Tuesday, January 25, 2005

Chief of Staff - A Force Multiplier (Part II)

In last week’s posting about the Chief of Staff role, I cited James Quigley, CEO of Deloitte & Touche, as an example of someone who rose to the top of the organizational chart by serving in a Chief of Staff role early in his D&T career. I also quoted Quigley as saying that he currently has three individuals reporting to him who function in Chief of Staff capacities.
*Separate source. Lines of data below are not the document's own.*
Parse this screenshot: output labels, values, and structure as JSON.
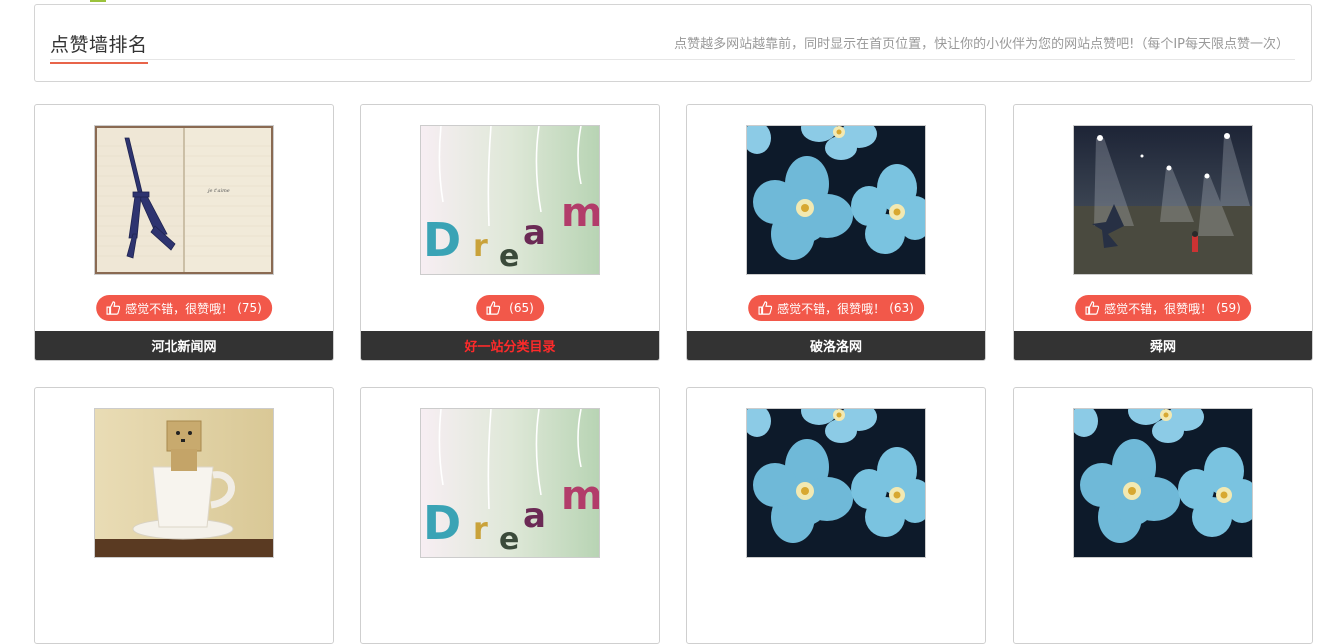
{
  "header": {
    "title": "点赞墙排名",
    "description": "点赞越多网站越靠前，同时显示在首页位置，快让你的小伙伴为您的网站点赞吧!（每个IP每天限点赞一次）"
  },
  "cards": [
    {
      "image": "eiffel-notebook",
      "like_text": "感觉不错，很赞哦！",
      "like_count": "(75)",
      "name": "河北新闻网",
      "name_color": "#ffffff"
    },
    {
      "image": "dream-letters",
      "like_text": "",
      "like_count": "(65)",
      "name": "好一站分类目录",
      "name_color": "#ff2a2a"
    },
    {
      "image": "blue-flowers",
      "like_text": "感觉不错，很赞哦！",
      "like_count": "(63)",
      "name": "破洛洛网",
      "name_color": "#ffffff"
    },
    {
      "image": "night-field",
      "like_text": "感觉不错，很赞哦！",
      "like_count": "(59)",
      "name": "舜网",
      "name_color": "#ffffff"
    },
    {
      "image": "danbo-cup",
      "like_text": "",
      "like_count": "",
      "name": "",
      "name_color": "#ffffff"
    },
    {
      "image": "dream-letters",
      "like_text": "",
      "like_count": "",
      "name": "",
      "name_color": "#ffffff"
    },
    {
      "image": "blue-flowers",
      "like_text": "",
      "like_count": "",
      "name": "",
      "name_color": "#ffffff"
    },
    {
      "image": "blue-flowers",
      "like_text": "",
      "like_count": "",
      "name": "",
      "name_color": "#ffffff"
    }
  ],
  "icons": {
    "like": "thumbs-up-icon"
  },
  "colors": {
    "accent": "#f2584a",
    "name_bar": "#333333",
    "title_underline": "#e8644a"
  }
}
Today, I would like to examine some of the specific functional roles a good Chief of Staff should be able to perform on behalf of the C-level executive being supported. My observations are based upon a composite of several Fortune 500 companies with whom I have discussed Chief of Staff roles over the course of the past few months. These companies include leaders in Consumer Packaged Goods, Electronic Trading, "Big Box" Retail, Consulting and Telecommunications industries. For the sake of the example below, we will assume that the Chief of Staff (COS) is supporting the CEO, although the same principles can be applied in supporting a COB, COO, CIO, CFO, etc.

· The Chief of Staff Role does not replace the role of a good Executive Assistant. The COS and the EA work hand-in-hand to ensure that the CEO’s time is planned and expended with maximum efficiency and effectiveness.

· The COS is best used in tracking strategic initiatives by monitoring progress towards meeting goals and achieving benchmarks, analyzing data, ensuring follow-through on the part of key players, and sustaining momentum needed to drive these initiatives.

· The COS reviews action items decided upon at each strategic meeting. He/she prepares a written summary, checks with each attendee to get sign-off on agreed-upon dates of completion and confirms the party responsible for following up on each action item.

· Between meetings, the COS stays connected with members of the committee, collecting data, alerting the CEO to progress or problems in carrying out the initiatives agreed upon.

· The COS creates and operates a reporting system that allows for a timely flow of necessary data into the office of the CEO from all relevant departments and direct reports.

· The COS assists the CEO in developing communication between committee meetings, setting agendas, creating initial drafts of communications to key strategic team members, helping to prioritize plans for addressing issues that are impacting progress towards initiative benchmarks.

· The COS serves as a first alert system – an extra set of eyes and ears – keeping the CEO aware of unanticipated problems to be addressed or opportunities to be considered.

· The COS develops and oversees a process for capturing, cataloging, analyzing and disseminating key lessons to be learned from initiatives, with a view towards helping the CEO propagate best practices throughout the enterprise.

· The COS functions in the role of “ambassador” for the CEO, buffering communication with other members of the strategic team in cases where there are sensitive issues to be addressed.

Here is an example of this role in practice:

COS calls Brand Manager for Brand XYZ:

“Tony, this is Sharon. We agreed that next Tuesday you would meet with Bob to report on progress in changing the packaging. You mentioned in your weekly report that your design team is three weeks behind in agreeing upon a new package. I know that Bob is very concerned that if we can’t deliver the next packaging on schedule, we are going to lose more market share. I know your meeting next Tuesday will go well if you come with a specific plan for how to get this project back on track before the next Board meeting. See you Tuesday at 9:00."

It would take a pretty extraordinary individual to be able to juggle all of these balls, satisfy all of the key stake holders, massage sensitive egos and do it all with efficiency and grace. And such an extraordinary individual would have to be content and fulfilled serving in a “support role.” Where would one find such an individual? I will address these issues in my next COS posting.

1 comment:

Matthew Drahzal said...

A similar role which I have noticed to be critical is the "Deputy Program Manager" who supports the overall Program Manager in large scale mil-aero development. The best Program Managers always have a knack for surrounding themselves with excellent Deputies. Managing schedules, deliveries, and dependencies, the DPM has his or her finger on the pulse of the project - and is a powerful ally when making resource and priority decisions.